- If problems with devices are observed, health care providers should report them to the device manufacturer and the FDA’s Voluntary MedWatch Reporting system.
These recommendations do not change or affect the Endologix AFX AAA Endovascular Graft recommendations from January 2022.
In the U.S., endovascular aortic repair (EVAR) has largely replaced open surgery for AAA because of lower perioperative mortality rates (occurring within 30 days after surgery) compared with surgical repair. However, this survival advantage is not maintained long-term; mortality rates are comparable between EVAR and open surgery three to five years after the procedure. Large studies show that long-term survival is higher in patients with aneurysm sac regression vs. no change in sac size or sac expansion.2 Both sac expansion or no reduction in sac size post-EVAR are associated with endoleaks, and endoleaks are the most common reason for aortic reintervention.3 Reinterventions to address device or treatment failures, including endoleaks, are estimated to occur in 20-30% of EVAR patients.4
Current follow-up recommendations outlined in EVAR device Instructions for Use and the 2018 Society for Vascular Surgery (SVS) guidelines update1 recommend imaging at 30 days and one-year post-procedure and annually thereafter. However, despite these important recommendations, it is notable that imaging follow-up compliance is reported to be only about 40%.1
The FDA will work collaboratively with key stakeholders (for example: patient representatives, professional societies, industry, and existing postmarket data collection infrastructures) to help drive the effort to improve EVAR patient follow-up and post-market data collection forward. The FDA will continue to keep health care providers and the public informed if new or additional information becomes available.
Reporting Problems to the FDA
The FDA encourages health care providers to report any adverse events or suspected adverse events experienced with EVAR devices.
- Voluntary reports can be submitted through MedWatch, the FDA Safety Information and Adverse Event Reporting program.
- Device manufacturers and user facilities must comply with the applicable Medical Device Reporting (MDR) regulations.
- Health care personnel employed by facilities that are subject to the FDA's user facility reporting requirements should follow the reporting procedures established by their facilities.
Prompt reporting of adverse events can help the FDA identify and better understand the risks associated with medical devices.

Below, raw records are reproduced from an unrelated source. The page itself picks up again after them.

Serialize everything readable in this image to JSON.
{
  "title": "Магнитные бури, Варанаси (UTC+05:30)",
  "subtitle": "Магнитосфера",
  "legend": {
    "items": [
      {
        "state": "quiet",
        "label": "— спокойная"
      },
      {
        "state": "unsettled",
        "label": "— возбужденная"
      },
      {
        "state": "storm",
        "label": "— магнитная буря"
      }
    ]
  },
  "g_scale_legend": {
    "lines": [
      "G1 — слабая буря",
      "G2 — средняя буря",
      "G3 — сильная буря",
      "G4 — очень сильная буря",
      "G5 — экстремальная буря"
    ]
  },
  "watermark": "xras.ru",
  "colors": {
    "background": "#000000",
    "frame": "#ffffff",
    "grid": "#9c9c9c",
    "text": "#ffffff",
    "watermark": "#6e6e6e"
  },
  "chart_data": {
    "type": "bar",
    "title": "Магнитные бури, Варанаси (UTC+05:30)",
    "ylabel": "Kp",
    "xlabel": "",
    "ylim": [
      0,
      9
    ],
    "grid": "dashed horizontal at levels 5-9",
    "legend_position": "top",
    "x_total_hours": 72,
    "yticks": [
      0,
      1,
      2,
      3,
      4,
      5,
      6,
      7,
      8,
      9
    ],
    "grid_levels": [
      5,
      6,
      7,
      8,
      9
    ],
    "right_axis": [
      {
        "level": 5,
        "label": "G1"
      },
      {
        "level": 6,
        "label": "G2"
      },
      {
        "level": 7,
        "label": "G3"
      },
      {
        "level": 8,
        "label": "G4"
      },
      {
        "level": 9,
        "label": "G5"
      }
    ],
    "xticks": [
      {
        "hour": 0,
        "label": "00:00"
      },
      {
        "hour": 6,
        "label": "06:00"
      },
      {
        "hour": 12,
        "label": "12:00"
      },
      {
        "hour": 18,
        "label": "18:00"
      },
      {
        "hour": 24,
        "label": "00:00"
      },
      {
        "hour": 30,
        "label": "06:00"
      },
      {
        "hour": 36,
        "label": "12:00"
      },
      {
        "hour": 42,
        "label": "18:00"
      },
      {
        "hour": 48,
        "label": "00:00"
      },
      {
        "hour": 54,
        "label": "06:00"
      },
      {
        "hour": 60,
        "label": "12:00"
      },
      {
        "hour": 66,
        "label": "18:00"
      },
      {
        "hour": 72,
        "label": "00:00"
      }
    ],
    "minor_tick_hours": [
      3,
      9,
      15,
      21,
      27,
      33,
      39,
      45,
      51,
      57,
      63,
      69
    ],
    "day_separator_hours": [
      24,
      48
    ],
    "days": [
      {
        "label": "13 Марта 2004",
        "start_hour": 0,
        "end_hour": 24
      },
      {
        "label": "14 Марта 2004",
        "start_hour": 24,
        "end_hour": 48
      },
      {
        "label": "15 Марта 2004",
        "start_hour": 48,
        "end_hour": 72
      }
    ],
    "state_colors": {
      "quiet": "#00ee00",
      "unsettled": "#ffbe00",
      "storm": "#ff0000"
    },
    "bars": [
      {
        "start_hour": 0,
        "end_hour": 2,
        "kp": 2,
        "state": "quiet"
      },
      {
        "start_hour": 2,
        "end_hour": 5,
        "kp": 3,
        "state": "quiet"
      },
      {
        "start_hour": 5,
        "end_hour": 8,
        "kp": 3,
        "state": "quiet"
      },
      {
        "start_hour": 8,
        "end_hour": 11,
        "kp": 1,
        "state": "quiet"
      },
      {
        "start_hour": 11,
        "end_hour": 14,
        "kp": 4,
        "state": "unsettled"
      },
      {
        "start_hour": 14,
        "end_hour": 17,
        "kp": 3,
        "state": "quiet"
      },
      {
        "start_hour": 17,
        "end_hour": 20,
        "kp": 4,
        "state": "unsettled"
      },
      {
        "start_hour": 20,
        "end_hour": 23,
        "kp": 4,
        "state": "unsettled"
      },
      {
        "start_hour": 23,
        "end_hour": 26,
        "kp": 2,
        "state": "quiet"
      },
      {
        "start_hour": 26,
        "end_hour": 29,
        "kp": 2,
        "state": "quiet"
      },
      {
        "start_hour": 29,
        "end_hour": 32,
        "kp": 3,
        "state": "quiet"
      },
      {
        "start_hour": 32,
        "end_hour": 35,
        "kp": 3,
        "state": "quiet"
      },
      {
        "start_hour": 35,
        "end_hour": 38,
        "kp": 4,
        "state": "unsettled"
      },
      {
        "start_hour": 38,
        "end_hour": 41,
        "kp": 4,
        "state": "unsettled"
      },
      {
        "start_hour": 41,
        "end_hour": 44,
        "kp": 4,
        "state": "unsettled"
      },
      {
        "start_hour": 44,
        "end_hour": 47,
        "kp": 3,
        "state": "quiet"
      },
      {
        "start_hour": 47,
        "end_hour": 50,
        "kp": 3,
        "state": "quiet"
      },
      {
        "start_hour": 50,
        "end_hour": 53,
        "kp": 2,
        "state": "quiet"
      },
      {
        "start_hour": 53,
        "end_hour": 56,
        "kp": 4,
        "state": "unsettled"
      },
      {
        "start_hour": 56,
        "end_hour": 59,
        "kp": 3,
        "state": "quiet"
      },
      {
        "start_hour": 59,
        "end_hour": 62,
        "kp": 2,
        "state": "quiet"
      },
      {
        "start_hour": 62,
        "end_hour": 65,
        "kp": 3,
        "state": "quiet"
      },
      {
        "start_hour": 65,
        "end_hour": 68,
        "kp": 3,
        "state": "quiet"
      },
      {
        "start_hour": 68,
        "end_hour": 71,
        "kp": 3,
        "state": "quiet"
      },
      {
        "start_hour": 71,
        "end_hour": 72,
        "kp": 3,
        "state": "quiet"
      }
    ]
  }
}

If you have questions about this letter, contact the Division of Industry and Consumer Education (DICE):
- Email: DICE@FDA.HHS.GOV
- Phone: 800-638-2041 or 301-796-7100
- Type III Endoleaks Associated with Endovascular Graft Systems - Letter to Health Care Providers
- Update on Risk of Type III Endoleaks with Use of Endologix AFX Endovascular AAA Graft Systems – FDA Safety Communication
1. Chaikof EL, Dalman RL, Eskandari MK, et al. The Society for Vascular Surgery practice guidelines on the care of patients with an abdominal aortic aneurysm. J Vasc Surg. 2018. https://www.jvascsurg.org/article/S0741-5214(17)32369-8/fulltext
2. T.F.X. O'Donnell et al. Aneurysm sac failure to regress after endovascular aneurysm repair is associated with lower long-term survival. J Vasc Surg. 2019 69: 414-422.
3. Fairman AS et al. Characterization and outcomes of reinterventions in Food and Drug Administration-approved versus trial endovascular aneurysm repair devices. J Vasc Surg. 2017 67(4): 1082-1090. https://www.jvascsurg.org/article/S0741-5214(17)32102-X/fulltext
4. J. A. Columbo et al. A comparison of reintervention rates after endovascular aneurysm repair between the Vascular Quality Initiative registry, Medicare claims, and chart review. J Vasc Surg. 2019 69(1): 74-79. https://www.jvascsurg.org/article/S0741-5214(18)30916-9/fulltext